Want another reason to care (apart from turtles eating bags thinking they’re jellyfish)? Try our own diets. Ocean plastics act like toxic sponges, sucking up chemicals from the surrounding water. We are only now beginning to understand the effects of bioaccumulation in the food chain. Put simply, toxicity magnifies the further up the food chain you go. Fancy tuna for supper?
Meanwhile PVC-based plastics including commercial cling wrap contain endocrine-disrupting phthalates that can leach into food. Even re-usable plastics, which seem like a grand idea, can mess with our health – polycarbonate materials release carcinogenic BPAs.
But Rebecca Prince-Ruiz says we need to remain positive. “It can be overwhelming. But what gives me hope is how willing people are to be part of the solution. Together we can make change.” Together, we have made change! Back to those plastic supermarket shopping bags. #banthebag

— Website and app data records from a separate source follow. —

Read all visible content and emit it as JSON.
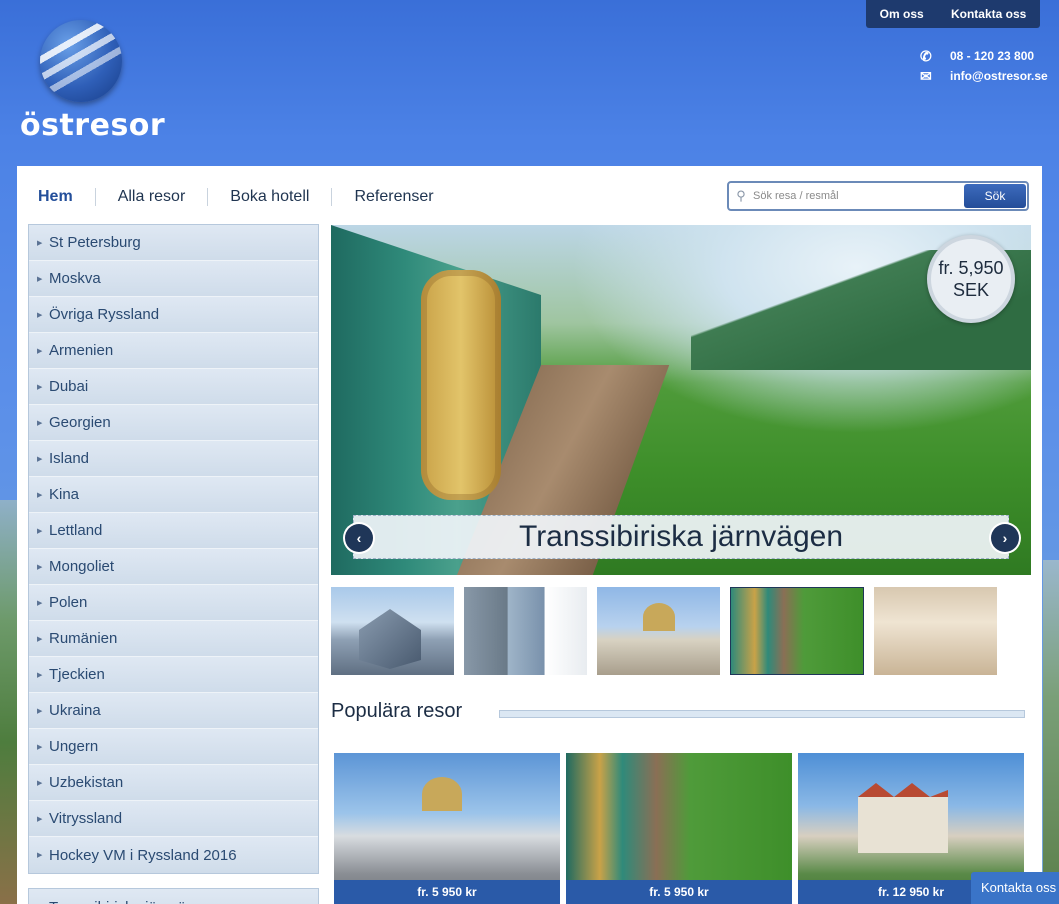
{
  "top_links": [
    "Om oss",
    "Kontakta oss"
  ],
  "brand": {
    "name": "östresor"
  },
  "contact": {
    "phone": "08 - 120 23 800",
    "email": "info@ostresor.se"
  },
  "nav": {
    "items": [
      "Hem",
      "Alla resor",
      "Boka hotell",
      "Referenser"
    ]
  },
  "search": {
    "placeholder": "Sök resa / resmål",
    "button": "Sök"
  },
  "sidebar": {
    "destinations": [
      "St Petersburg",
      "Moskva",
      "Övriga Ryssland",
      "Armenien",
      "Dubai",
      "Georgien",
      "Island",
      "Kina",
      "Lettland",
      "Mongoliet",
      "Polen",
      "Rumänien",
      "Tjeckien",
      "Ukraina",
      "Ungern",
      "Uzbekistan",
      "Vitryssland",
      "Hockey VM i Ryssland 2016"
    ],
    "trips": [
      "Transsibiriska järnvägen"
    ]
  },
  "slider": {
    "caption": "Transsibiriska järnvägen",
    "price_line1": "fr. 5,950",
    "price_line2": "SEK",
    "active_thumb": 4
  },
  "popular": {
    "title": "Populära resor",
    "cards": [
      {
        "price": "fr. 5 950 kr"
      },
      {
        "price": "fr. 5 950 kr"
      },
      {
        "price": "fr. 12 950 kr"
      }
    ]
  },
  "float_contact": "Kontakta oss",
  "colors": {
    "accent": "#2a5aa8",
    "dark": "#1e3a6e",
    "sidebar": "#d6e2ef"
  }
}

“Giving up single-use bags is a great start. It’s easy to develop a new habit of bringing your own cloth bags,” says Prince-Ruiz, a Western Australian who works in local government waste education.
In 2011 she had the idea for a plastics fast after visiting a local recycling facility. “I was blown away by the sheer volume, but particularly of plastic rubbish. I saw it being sorted, and baled up to be shipped to South East Asia for further processing. It’s so complex and energy intensive. I thought, we focus on recycling when we should be refusing.”
She went to work the next day and asked her colleagues who’d be up for joining her on a month-long, single-use plastics fast. They began with about 40 people, and weekly emails. Seven years later, an estimated 1 million people take part in 130 countries.
So what’s it really like to take the Plastic Free July pledge?
Half way through the month I’ve had wins and fails. Generally, it’s been easy to say no to the “big four” – single-use bags, straws, bottles and coffee cups. Simply switch to re-suable. I never used plastic cutlery and plates. I’ve switched to bar over liquid soap, which is actually rather lovely, but when it comes to cosmetics, I’ll be honest – I didn’t even try. Too wedded to my red lippie and favourite moisturiser, but I have joined the Terracycle Beauty Products Recycling Program.
It’s tricky in the supermarket, where staples such as pasta and milk routinely come in plastic packaging. Bulk dry goods stores are the best solution but I don’t live near one, so I’ve been looking for products wrapped in cardboard in the conventional supermarket, which does sell rice in cloth sacks.
I drop fruit and veg loose into my basket, reject plastic wrapped options. For green beans, I steal those paper mushroom bags. I’ve started saving all my soft plastic packaging and recycling it in the Redcycle bins at Coles – although strictly speaking, it’s not recycled, but downcycled “which means we get one more, usually lower grade, use out of it,” says Prince-Ruiz.
She makes her own yoghurt and almond milk (“easy - just soak almonds in water overnight, blitz and strain”), has found a regular milk supplier that uses glass bottles, and mostly doesn’t bother with the supermarket. “You end up buying fresh local produce and supporting local business, so you go to the butcher, fishmonger, farmer’s markets, and I think that’s what people enjoy.”
But even Prince-Ruiz isn’t perfect. “I have teenaged boys who love Weet-bix. We don’t buy them in July, but at the end of the month they’re back on the shopping list. I’ve been writing [to the manufacturers] asking, ‘Please can you line them with paper? We’d buy heaps more of them.’”
You can download Clare’s new Wardrobe Crisis podcast from the iTunes store for free, or listen through her website, www.clarepress.com